B.C.’s two biggest universities are taking different approaches in deciding how to admit Grade 12 students who have no official grades yet for this school year because of the ongoing teacher job action.
The University of B.C. Vancouver campus decided Wednesday to make some use of students’ Grade 11 marks in its early admission process, for students who don’t want to wait and use Grade 12 marks expected to come from the education ministry in May.
Teachers have so far refused to issue formal report cards this year as part of their union’s work-to-rule campaign, although they have told students their grades.
Simon Fraser University, meanwhile, will instead rely on students to self-report their grades and verify them later.
“We make conditional offers on that, then we confirm those offers in May based on interim grades we receive from the Ministry of Education,” registrar Kate Ross said.
She said SFU considered but rejected UBC’s method of using some Grade 11 marks in addition to any available for Grade 12.
“We didn’t feel it warranted it,” Ross said, adding SFU routinely follows an honour system for its preliminary admission decisions.
“Our self-reported grade process is working well,” she said. “Students don’t falsify this information because they know it’s going to be verified.”
Students seeking entry to UBC intending to use Grade 12 marks that were better than the ones they got last year will still be able to do so in May, officials there said, predicting courses will not fill up in the meantime.
“No one will be penalized for Grade 11 marks,” said Michael Bluhm, UBC’s associate director of undergraduate admissions.
He said UBC will make more admission offers in May once spring grades are in for students who weren’t admitted early based on Grade 11 marks.
“We expect no changes as a result of this approach in the number of students coming to UBC from B.C. public schools.”
Concerns had been raised that students from private schools or outside B.C. may get course seats at UBC ahead of B.C. students waiting for report cards, leaving some out in the cold.
“No one will be disadvantaged in the admission process with this approach, it is simply a way to get offers out earlier,” Bluhm said.
UBC’s Okanagan campus has also approved the same approach.
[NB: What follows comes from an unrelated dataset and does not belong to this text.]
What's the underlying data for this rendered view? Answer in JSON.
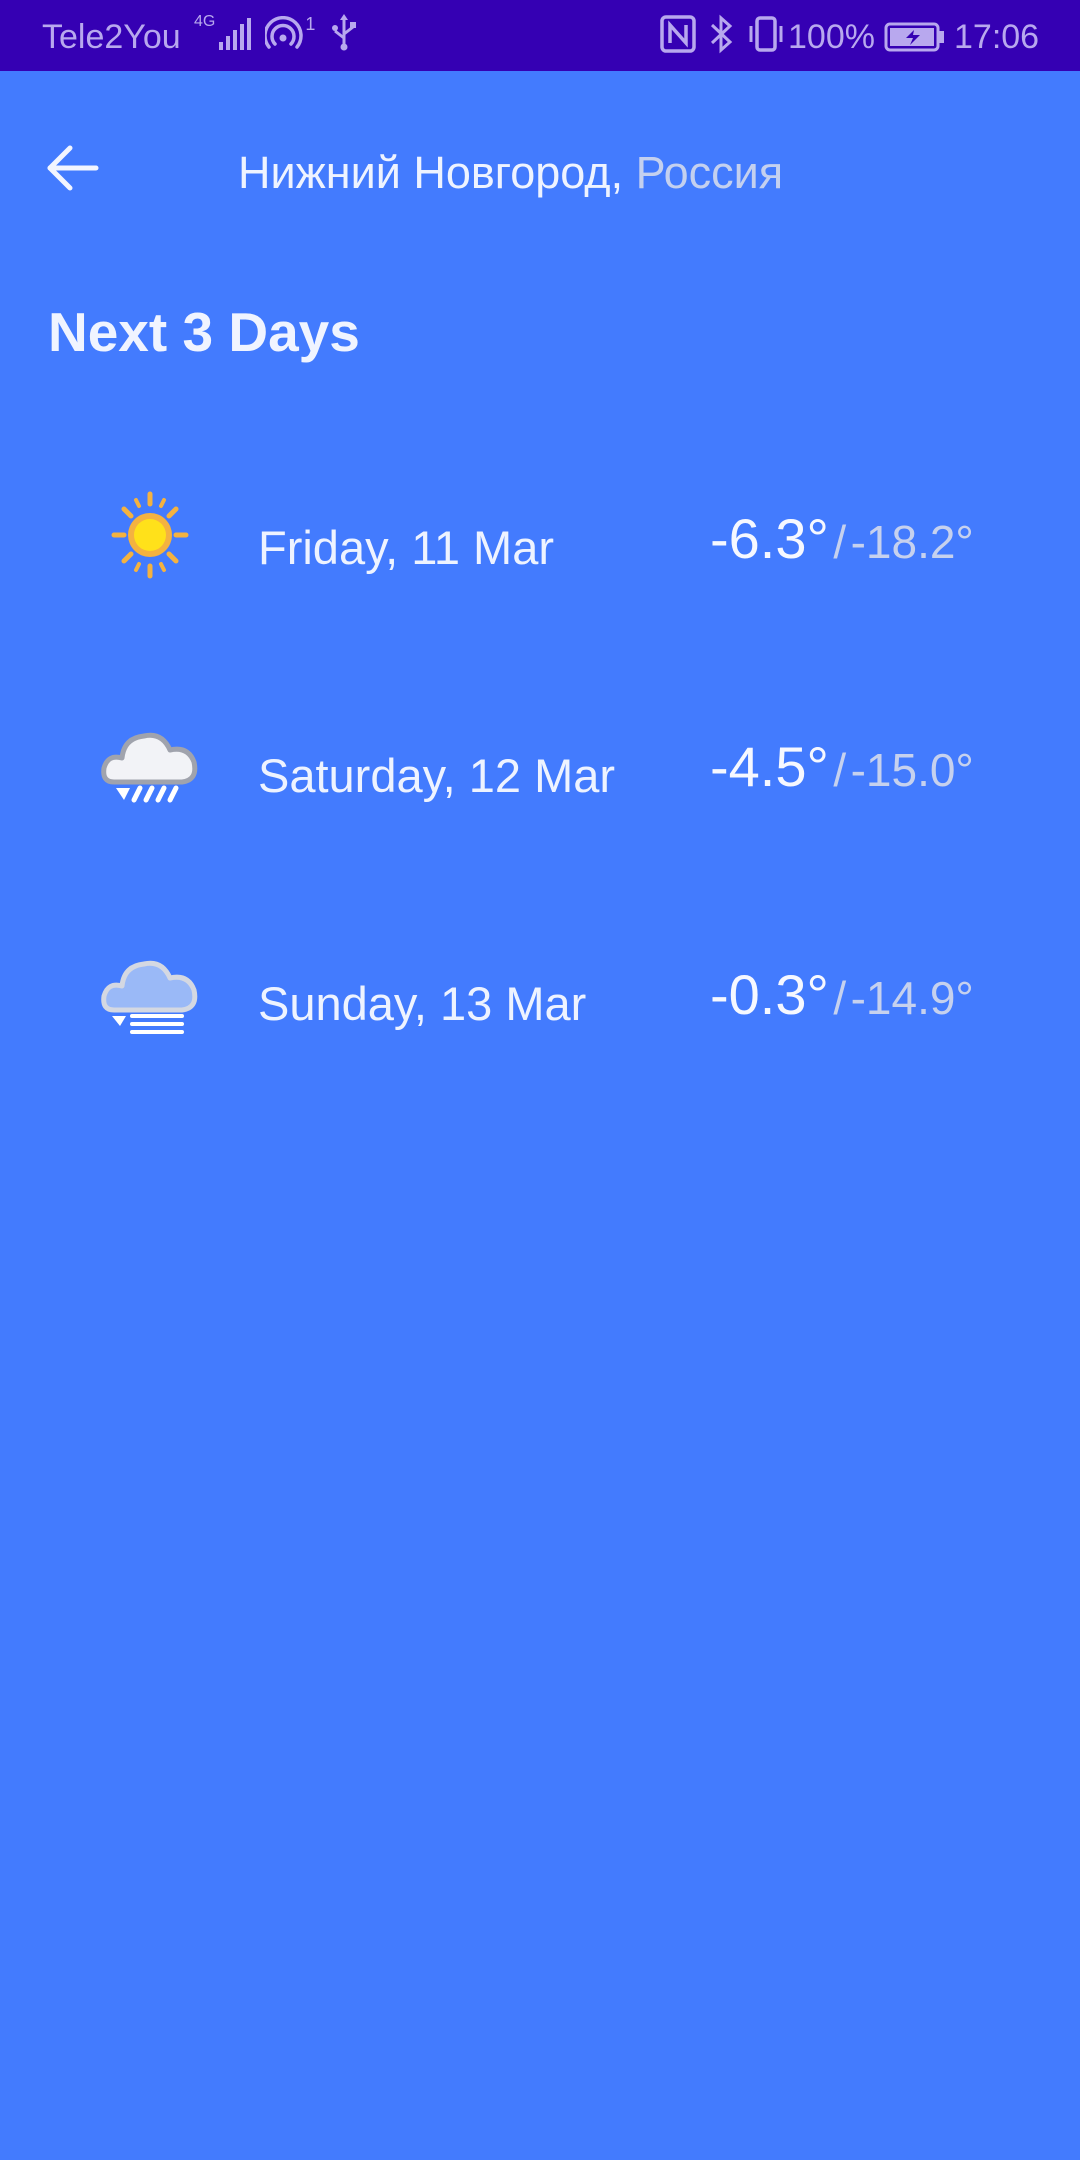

Some students remain concerned seats in their UBC courses may run out and wonder whether if they should accept an admission offer from a different university rather than gamble on an uncertain outcome at UBC.